Not only does Doctor Strange shift the seat of much of this tradition and history to a culturally inappropriate location for the sake of increased Chinese box-office, but it seems to attribute the creation of this culture… to a white person. I know that’s a lot to get from a short clip, and it seems to contradict what I said earlier about being open to her casting, but I’ll attempt to explain.
My problems are the fact that her head was shaved, that she was dressed in Eastern garb, that she used obvious martial-arts type hand movements. It isn’t the fact that she’s demonstrating Orientalism. It’s wonderful when people can participate and appreciate aspects of a different culture, up to and including the adoption of a whole way of life. But in this context, those cultural trappings are part of her character, and as the master, she is the one disseminating those cultural features. So she, a white person, is the source of Asian spirituality. That is, if they hold true to the character of the Ancient One.
What I was hoping for was for her to be the embodiment of a magical or spiritual force. Doctor Strange would learn techniques from his fellow students (in this case, culturally Asian), but develop his own approach to drawing upon the spiritual wisdom and power of this Source/Conduit (for lack of a better word), based on his own talents and background–just as any practitioner of meditation or traditional martial arts does.
For example, when the Chinese invented, say White Crane Style, it was not the bird creating Kung Fu techniques, but the practitioners interpreting the movements of the animal. Or for a western example, the sun dial uses and was inspired by the movement of the sun, and could not exist without it, but the mechanism was not invented by the sun. This approach would have preserved respect the Asian culture legacy while at the same time creating an interesting reason for it to exist. Why not? It would take some fancy writing to do it right, but I know it could be done, because it has been done.
Well, we’ll see.
But if my worst fears are correct, does it make me angry? Nah. I would place it in the category of unintentional cultural appropriation due to political correctness and good old fashion capitalism. Disappointing. A little offensive, but that’s all. Worth talking about, but not worth protesting. Will I see the film? Well, Doctor Strange is one of my all-time favorite comic books, and the trailer looks fantastic apart from the questionable bits. So… maybe?
No conclusion. Though one may only hope.
1. Which, by the way, it is not. This was an incredible ignorant, insensitive thing to say.
2. It’s not that either since they’ve changed the race of the character. Regardless of what the rumors say.
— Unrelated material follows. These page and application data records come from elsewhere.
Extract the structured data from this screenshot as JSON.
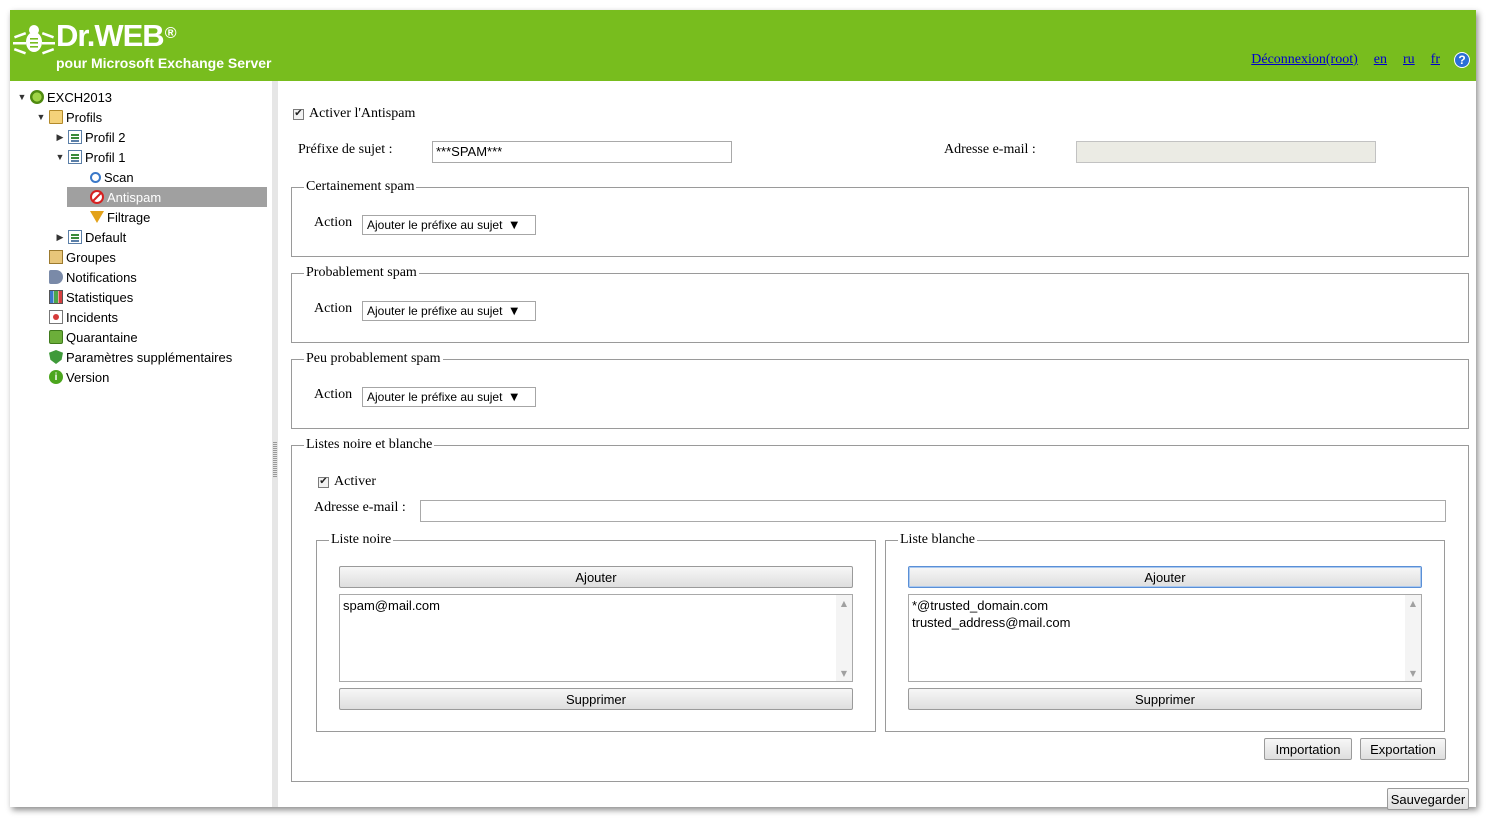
{
  "header": {
    "brand": "Dr.WEB",
    "brand_reg": "®",
    "subtitle": "pour Microsoft Exchange Server",
    "logout_label": "Déconnexion(root)",
    "languages": [
      "en",
      "ru",
      "fr"
    ],
    "help_glyph": "?",
    "background_color": "#78bd1e"
  },
  "tree": {
    "root": "EXCH2013",
    "profils": "Profils",
    "profil2": "Profil 2",
    "profil1": "Profil 1",
    "scan": "Scan",
    "antispam": "Antispam",
    "filtrage": "Filtrage",
    "default": "Default",
    "groupes": "Groupes",
    "notifications": "Notifications",
    "statistiques": "Statistiques",
    "incidents": "Incidents",
    "quarantaine": "Quarantaine",
    "parametres": "Paramètres supplémentaires",
    "version": "Version",
    "selected": "Antispam",
    "version_glyph": "i"
  },
  "form": {
    "enable_antispam_label": "Activer l'Antispam",
    "enable_antispam_checked": true,
    "subject_prefix_label": "Préfixe de sujet :",
    "subject_prefix_value": "***SPAM***",
    "email_label": "Adresse e-mail :",
    "email_value": ""
  },
  "sections": {
    "certain": {
      "legend": "Certainement spam",
      "action_label": "Action",
      "action_value": "Ajouter le préfixe au sujet"
    },
    "probable": {
      "legend": "Probablement spam",
      "action_label": "Action",
      "action_value": "Ajouter le préfixe au sujet"
    },
    "unlikely": {
      "legend": "Peu probablement spam",
      "action_label": "Action",
      "action_value": "Ajouter le préfixe au sujet"
    }
  },
  "lists": {
    "legend": "Listes noire et blanche",
    "enable_label": "Activer",
    "enable_checked": true,
    "email_label": "Adresse e-mail :",
    "email_value": "",
    "blacklist": {
      "legend": "Liste noire",
      "add_label": "Ajouter",
      "remove_label": "Supprimer",
      "items": [
        "spam@mail.com"
      ]
    },
    "whitelist": {
      "legend": "Liste blanche",
      "add_label": "Ajouter",
      "remove_label": "Supprimer",
      "items": [
        "*@trusted_domain.com",
        "trusted_address@mail.com"
      ]
    },
    "import_label": "Importation",
    "export_label": "Exportation"
  },
  "save_label": "Sauvegarder"
}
4. Seriously… I feel bad for the actors and actresses just trying to make a living, and if it had advanced their careers, some good might have come of it. But it didn’t, so fuck this movie to hell.
5. Yes. Love between an Asian man and white woman is a fucking disease. There can be no other explanation for it. And none of the writers or cast ever heard of ‘Yellow Fever?’ Really? No one?
6. Check out the list of credits. Look at the names of the people who wrote and directed this show. Yes, these are clearly the most qualified people to speak about the Asian experience in America, definitely more than the star and woman whose stand-up comedy was the basis for the show.
7. No. Though there is an improvement in terms of writers and directors. However, Improving from an F to a C- doesn’t earn you a cookie.
8. The number of Asian men cast in Hollywood is vanishingly small, even compared to Asian women. Things have gotten better recently with Walking Dead, Crazy Ex Girlfriend, and Master of None. Well, it’s a start.
9. I’m sorry you’re upset you can’t call me the racial epithets I call myself or my friends. Oh wait. I’m not sorry at all. More from Larry.